> _EXERCISE DETAILS_:
Please go line by line through the material and copy each one containing the word "count".

[[ RECORDS PROVIDED, beginning ]]

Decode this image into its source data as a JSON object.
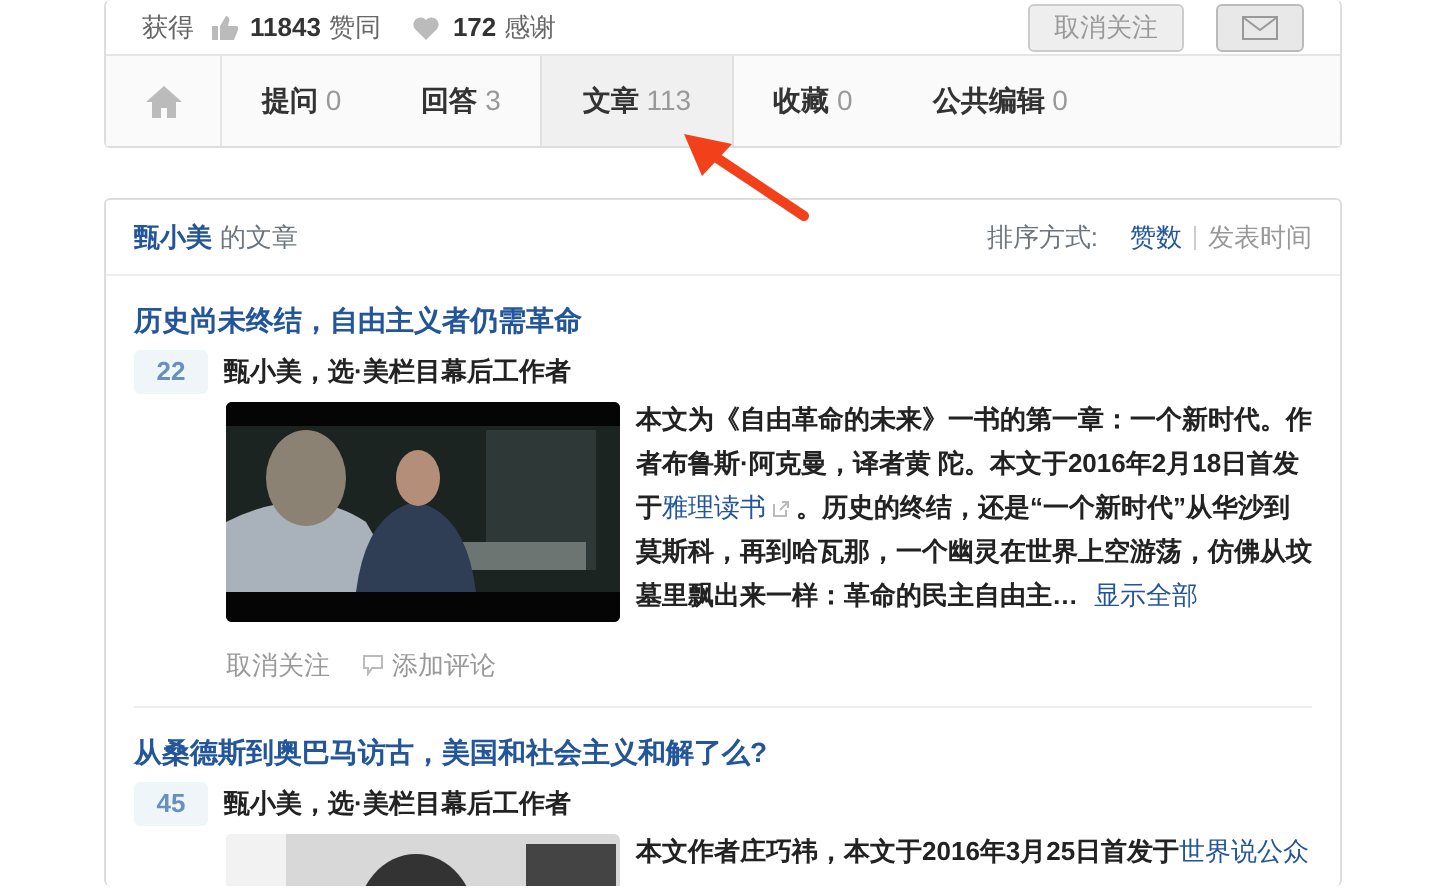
{
  "profile": {
    "prefix": "获得",
    "stats": [
      {
        "kind": "like",
        "count": "11843",
        "label": "赞同"
      },
      {
        "kind": "thanks",
        "count": "172",
        "label": "感谢"
      }
    ],
    "unfollow_button": "取消关注"
  },
  "tabs": [
    {
      "label": "提问",
      "count": "0",
      "selected": false
    },
    {
      "label": "回答",
      "count": "3",
      "selected": false
    },
    {
      "label": "文章",
      "count": "113",
      "selected": true
    },
    {
      "label": "收藏",
      "count": "0",
      "selected": false
    },
    {
      "label": "公共编辑",
      "count": "0",
      "selected": false
    }
  ],
  "articles_header": {
    "owner": "甄小美",
    "suffix": "的文章",
    "sort_label": "排序方式:",
    "sort_options": [
      {
        "label": "赞数",
        "selected": true
      },
      {
        "label": "发表时间",
        "selected": false
      }
    ]
  },
  "articles": [
    {
      "title": "历史尚未终结，自由主义者仍需革命",
      "votes": "22",
      "author": "甄小美，选·美栏目幕后工作者",
      "picture": {
        "kind": "picture"
      },
      "excerpt": [
        {
          "kind": "text",
          "text": "本文为《自由革命的未来》一书的第一章：一个新时代。作者布鲁斯·阿克曼，译者黄 陀。本文于2016年2月18日首发于"
        },
        {
          "kind": "link",
          "text": "雅理读书",
          "external_icon": true
        },
        {
          "kind": "text",
          "text": "。历史的终结，还是“一个新时代”从华沙到莫斯科，再到哈瓦那，一个幽灵在世界上空游荡，仿佛从坟墓里飘出来一样：革命的民主自由主…"
        }
      ],
      "more": "显示全部",
      "actions": [
        {
          "kind": "unfollow",
          "label": "取消关注"
        },
        {
          "kind": "comment",
          "label": "添加评论"
        }
      ]
    },
    {
      "title": "从桑德斯到奥巴马访古，美国和社会主义和解了么?",
      "votes": "45",
      "author": "甄小美，选·美栏目幕后工作者",
      "picture": {
        "kind": "picture"
      },
      "excerpt": [
        {
          "kind": "text",
          "text": "本文作者庄巧祎，本文于2016年3月25日首发于"
        },
        {
          "kind": "link",
          "text": "世界说公众"
        }
      ]
    }
  ]
}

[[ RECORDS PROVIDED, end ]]

> _ANSWER SECTION_:
        "count": "11843",
        "count": "172",
      "count": "0",
      "count": "3",
      "count": "113",
      "count": "0",
      "count": "0",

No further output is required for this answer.